__Aim of the task__: If a line in the listing below has the string "table", copy it out.

•••••

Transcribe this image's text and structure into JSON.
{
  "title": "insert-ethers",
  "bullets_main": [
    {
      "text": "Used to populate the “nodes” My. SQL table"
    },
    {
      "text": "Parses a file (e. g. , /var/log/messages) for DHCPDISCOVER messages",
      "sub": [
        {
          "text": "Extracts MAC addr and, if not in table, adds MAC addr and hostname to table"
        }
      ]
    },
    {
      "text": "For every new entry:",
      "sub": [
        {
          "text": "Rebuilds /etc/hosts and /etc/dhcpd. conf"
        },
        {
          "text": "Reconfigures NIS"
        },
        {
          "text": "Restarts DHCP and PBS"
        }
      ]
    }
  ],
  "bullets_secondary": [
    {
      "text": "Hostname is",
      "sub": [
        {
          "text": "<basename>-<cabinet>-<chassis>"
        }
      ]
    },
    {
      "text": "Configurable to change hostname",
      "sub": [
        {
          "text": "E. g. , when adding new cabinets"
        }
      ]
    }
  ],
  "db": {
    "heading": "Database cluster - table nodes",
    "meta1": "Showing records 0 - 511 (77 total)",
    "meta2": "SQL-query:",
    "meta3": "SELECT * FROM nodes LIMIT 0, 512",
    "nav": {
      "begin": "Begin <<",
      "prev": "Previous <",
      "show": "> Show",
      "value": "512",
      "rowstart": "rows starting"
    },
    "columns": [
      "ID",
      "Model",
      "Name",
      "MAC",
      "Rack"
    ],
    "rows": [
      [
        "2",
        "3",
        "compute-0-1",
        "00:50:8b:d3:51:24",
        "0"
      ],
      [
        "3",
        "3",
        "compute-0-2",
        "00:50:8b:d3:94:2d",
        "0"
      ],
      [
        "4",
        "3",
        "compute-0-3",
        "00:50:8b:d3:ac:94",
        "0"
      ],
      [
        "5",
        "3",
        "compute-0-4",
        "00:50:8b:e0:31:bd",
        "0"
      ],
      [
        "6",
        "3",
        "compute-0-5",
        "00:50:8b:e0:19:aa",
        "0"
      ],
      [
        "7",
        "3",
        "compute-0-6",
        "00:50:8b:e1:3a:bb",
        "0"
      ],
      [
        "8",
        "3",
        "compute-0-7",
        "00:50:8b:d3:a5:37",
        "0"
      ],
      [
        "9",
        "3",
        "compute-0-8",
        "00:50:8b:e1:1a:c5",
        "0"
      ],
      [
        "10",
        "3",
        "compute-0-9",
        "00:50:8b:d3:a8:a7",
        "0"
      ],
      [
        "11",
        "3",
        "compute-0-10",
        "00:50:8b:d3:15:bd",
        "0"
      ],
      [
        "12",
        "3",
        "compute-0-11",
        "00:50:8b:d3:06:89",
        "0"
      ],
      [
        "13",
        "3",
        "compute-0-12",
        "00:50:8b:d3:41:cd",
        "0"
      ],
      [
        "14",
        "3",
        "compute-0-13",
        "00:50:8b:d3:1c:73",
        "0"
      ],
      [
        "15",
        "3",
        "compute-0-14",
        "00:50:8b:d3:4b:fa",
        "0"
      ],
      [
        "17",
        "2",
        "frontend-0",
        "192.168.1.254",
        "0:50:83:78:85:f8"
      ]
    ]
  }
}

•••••

__Answer space__:
      "text": "Used to populate the “nodes” My. SQL table"
          "text": "Extracts MAC addr and, if not in table, adds MAC addr and hostname to table"
    "heading": "Database cluster - table nodes",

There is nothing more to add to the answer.